== Segment start ==

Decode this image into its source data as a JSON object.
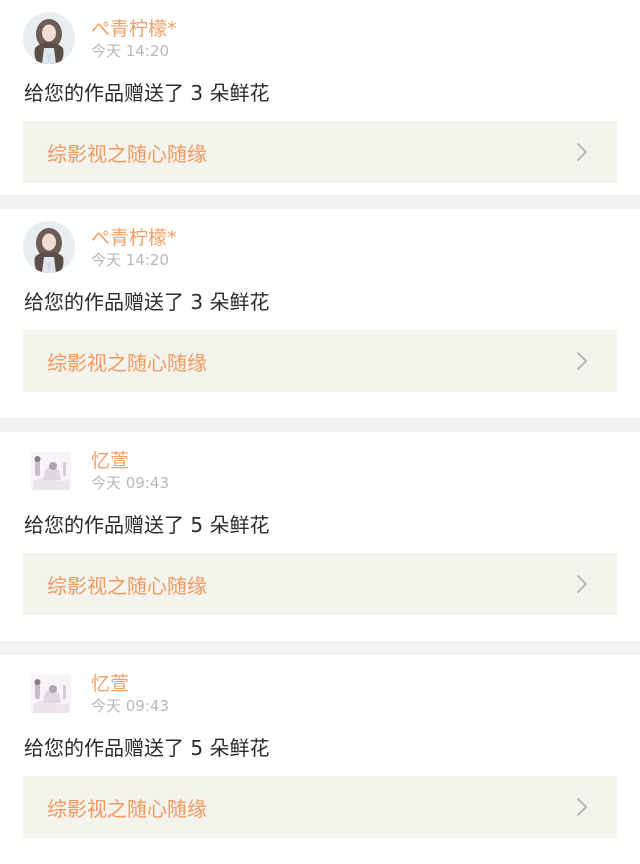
{
  "feed": {
    "items": [
      {
        "user": "ぺ青柠檬*",
        "time": "今天 14:20",
        "message": "给您的作品赠送了 3 朵鲜花",
        "work": "综影视之随心随缘",
        "avatar_icon": "girl-portrait-avatar-icon"
      },
      {
        "user": "ぺ青柠檬*",
        "time": "今天 14:20",
        "message": "给您的作品赠送了 3 朵鲜花",
        "work": "综影视之随心随缘",
        "avatar_icon": "girl-portrait-avatar-icon"
      },
      {
        "user": "忆萱",
        "time": "今天 09:43",
        "message": "给您的作品赠送了 5 朵鲜花",
        "work": "综影视之随心随缘",
        "avatar_icon": "illustration-avatar-icon"
      },
      {
        "user": "忆萱",
        "time": "今天 09:43",
        "message": "给您的作品赠送了 5 朵鲜花",
        "work": "综影视之随心随缘",
        "avatar_icon": "illustration-avatar-icon"
      }
    ]
  },
  "colors": {
    "username": "#f0a066",
    "work_title": "#ef9a62",
    "timestamp": "#b8b8b8",
    "card_link_bg": "#f4f3ec",
    "page_bg": "#f2f2f2"
  }
}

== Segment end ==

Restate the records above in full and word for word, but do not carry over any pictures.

Decode this image into its source data as a JSON object.
{
  "feed": {
    "items": [
      {
        "user": "ぺ青柠檬*",
        "time": "今天 14:20",
        "message": "给您的作品赠送了 3 朵鲜花",
        "work": "综影视之随心随缘",
        "avatar_icon": "girl-portrait-avatar-icon"
      },
      {
        "user": "ぺ青柠檬*",
        "time": "今天 14:20",
        "message": "给您的作品赠送了 3 朵鲜花",
        "work": "综影视之随心随缘",
        "avatar_icon": "girl-portrait-avatar-icon"
      },
      {
        "user": "忆萱",
        "time": "今天 09:43",
        "message": "给您的作品赠送了 5 朵鲜花",
        "work": "综影视之随心随缘",
        "avatar_icon": "illustration-avatar-icon"
      },
      {
        "user": "忆萱",
        "time": "今天 09:43",
        "message": "给您的作品赠送了 5 朵鲜花",
        "work": "综影视之随心随缘",
        "avatar_icon": "illustration-avatar-icon"
      }
    ]
  },
  "colors": {
    "username": "#f0a066",
    "work_title": "#ef9a62",
    "timestamp": "#b8b8b8",
    "card_link_bg": "#f4f3ec",
    "page_bg": "#f2f2f2"
  }
}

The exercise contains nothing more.